- Government can compel people to act against economic self-interest by passing laws.
- There is no downside to big government.
- The welfare state is the best mechanism to help the poor.
- Those opposed to big government hate the poor.
- Government is capable of running highly complex systems effectively.
- When addressing big problems it is best to centralize and standardize.
- Unintended consequences of government programs are a small price to pay.
- People will trust the government with private decisions and personal information.
- Spending more and taxing more are evidence of concern for the poor.
All of these precepts have been challenged by conservatives, but there is nothing like a real example and personal experience to drive home a message. We don’t have just a few “glitches” or even a time crunch for putting up the exchanges, we have in Obamacare a fundamental misunderstanding of the limits of the government and citizens’ aversion to big, complicated entities. The effort to construct one big system with a highly regulated product (Obamacare-standard insurance) may in fact be the entire effort’s undoing.
CMDA CEO David Stevens, MD, MA (Ethics):
“Our healthcare system is broken and badly in need of a fix. The root problem is that healthcare costs too much, so individuals and businesses can’t afford insurance. The Affordable Care Act, unfortunately, is built on the premise that most people’s health insurance programs are not adequate and all perceived inequities must be solved. So the law says preventative services and contraceptives must be free. It doesn’t allow surcharges for age or preexisting conditions. Children can stay on their parents’ plans until age 26. There are no lifetime cost ceilings. Plans must contain psychiatric, eye and other coverages that most insurance plans have not provided.
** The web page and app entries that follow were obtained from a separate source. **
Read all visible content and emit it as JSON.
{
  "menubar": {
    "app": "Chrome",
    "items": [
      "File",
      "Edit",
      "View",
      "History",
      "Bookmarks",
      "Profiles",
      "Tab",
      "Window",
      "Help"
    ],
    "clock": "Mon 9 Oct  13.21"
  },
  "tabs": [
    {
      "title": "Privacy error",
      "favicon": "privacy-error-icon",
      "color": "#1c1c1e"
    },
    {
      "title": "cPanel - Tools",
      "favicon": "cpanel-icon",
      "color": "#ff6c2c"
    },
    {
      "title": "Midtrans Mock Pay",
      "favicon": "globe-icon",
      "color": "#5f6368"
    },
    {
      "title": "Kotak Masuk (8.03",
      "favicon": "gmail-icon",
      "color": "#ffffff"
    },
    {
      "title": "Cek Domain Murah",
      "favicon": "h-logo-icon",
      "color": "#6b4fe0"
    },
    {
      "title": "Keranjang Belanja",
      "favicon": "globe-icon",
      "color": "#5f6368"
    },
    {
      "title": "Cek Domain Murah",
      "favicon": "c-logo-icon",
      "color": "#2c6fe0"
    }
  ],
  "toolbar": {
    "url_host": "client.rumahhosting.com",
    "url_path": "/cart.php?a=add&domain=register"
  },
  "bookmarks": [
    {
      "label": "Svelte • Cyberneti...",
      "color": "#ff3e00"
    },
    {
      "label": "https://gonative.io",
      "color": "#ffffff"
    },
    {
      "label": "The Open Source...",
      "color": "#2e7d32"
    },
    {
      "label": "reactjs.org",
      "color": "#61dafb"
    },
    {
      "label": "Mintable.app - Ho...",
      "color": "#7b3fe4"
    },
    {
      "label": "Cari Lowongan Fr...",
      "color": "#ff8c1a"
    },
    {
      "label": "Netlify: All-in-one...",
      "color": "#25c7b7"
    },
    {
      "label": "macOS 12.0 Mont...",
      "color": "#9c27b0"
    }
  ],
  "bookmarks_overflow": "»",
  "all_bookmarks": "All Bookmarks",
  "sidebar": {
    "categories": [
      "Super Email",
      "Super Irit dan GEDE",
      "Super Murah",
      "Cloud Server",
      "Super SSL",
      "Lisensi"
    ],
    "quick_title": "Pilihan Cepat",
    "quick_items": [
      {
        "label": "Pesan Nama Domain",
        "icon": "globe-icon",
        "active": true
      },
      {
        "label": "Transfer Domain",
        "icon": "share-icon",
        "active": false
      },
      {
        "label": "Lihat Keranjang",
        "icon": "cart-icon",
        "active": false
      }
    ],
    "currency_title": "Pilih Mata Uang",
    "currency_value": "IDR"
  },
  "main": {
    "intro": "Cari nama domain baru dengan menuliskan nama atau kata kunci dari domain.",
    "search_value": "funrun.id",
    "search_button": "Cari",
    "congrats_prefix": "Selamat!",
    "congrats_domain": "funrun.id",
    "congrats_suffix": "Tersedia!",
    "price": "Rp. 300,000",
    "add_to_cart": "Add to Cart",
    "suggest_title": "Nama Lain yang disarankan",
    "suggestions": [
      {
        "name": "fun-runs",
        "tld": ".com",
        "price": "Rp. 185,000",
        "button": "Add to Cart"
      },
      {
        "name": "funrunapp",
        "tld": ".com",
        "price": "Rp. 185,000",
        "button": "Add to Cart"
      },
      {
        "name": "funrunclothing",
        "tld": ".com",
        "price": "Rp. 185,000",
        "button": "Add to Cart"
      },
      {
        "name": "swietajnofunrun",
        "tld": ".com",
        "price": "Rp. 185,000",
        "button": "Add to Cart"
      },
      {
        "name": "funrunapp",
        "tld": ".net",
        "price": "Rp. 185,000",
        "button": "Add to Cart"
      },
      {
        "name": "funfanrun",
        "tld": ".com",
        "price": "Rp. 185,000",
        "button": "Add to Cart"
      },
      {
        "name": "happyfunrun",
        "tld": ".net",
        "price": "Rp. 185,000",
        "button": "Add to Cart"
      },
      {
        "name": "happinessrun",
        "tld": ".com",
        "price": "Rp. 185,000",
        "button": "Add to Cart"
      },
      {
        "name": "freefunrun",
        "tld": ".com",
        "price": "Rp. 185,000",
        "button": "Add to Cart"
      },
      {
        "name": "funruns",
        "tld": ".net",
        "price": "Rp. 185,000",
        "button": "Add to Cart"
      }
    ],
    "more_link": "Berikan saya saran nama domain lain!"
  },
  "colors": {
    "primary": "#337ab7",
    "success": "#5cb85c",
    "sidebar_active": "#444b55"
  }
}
“I like all those things, just like I like all the bells and whistles on a Mercedes Benz 500 with its great ride and exquisite comfort. But I’ve never owned a Mercedes because I can’t afford one, just like most people in our country. I drive a Honda Civic and, you know what, it gets me there. We can’t afford the Affordable Care Act either. It will add a whopping $2.8 trillion to our healthcare costs over the next 10 years. Already, self-insured individuals are experiencing the reality of that sticker shock but they are no longer in a market-driven healthcare economy. They can’t buy a well-used insurance vehicle at an economical price. Only a Mercedes is adequate.
“We very well may be headed for a debacle. The ‘cure’ may be worse than the disease. If so, everyone may be so traumatized that they refuse to even give a hearing to a real solution.”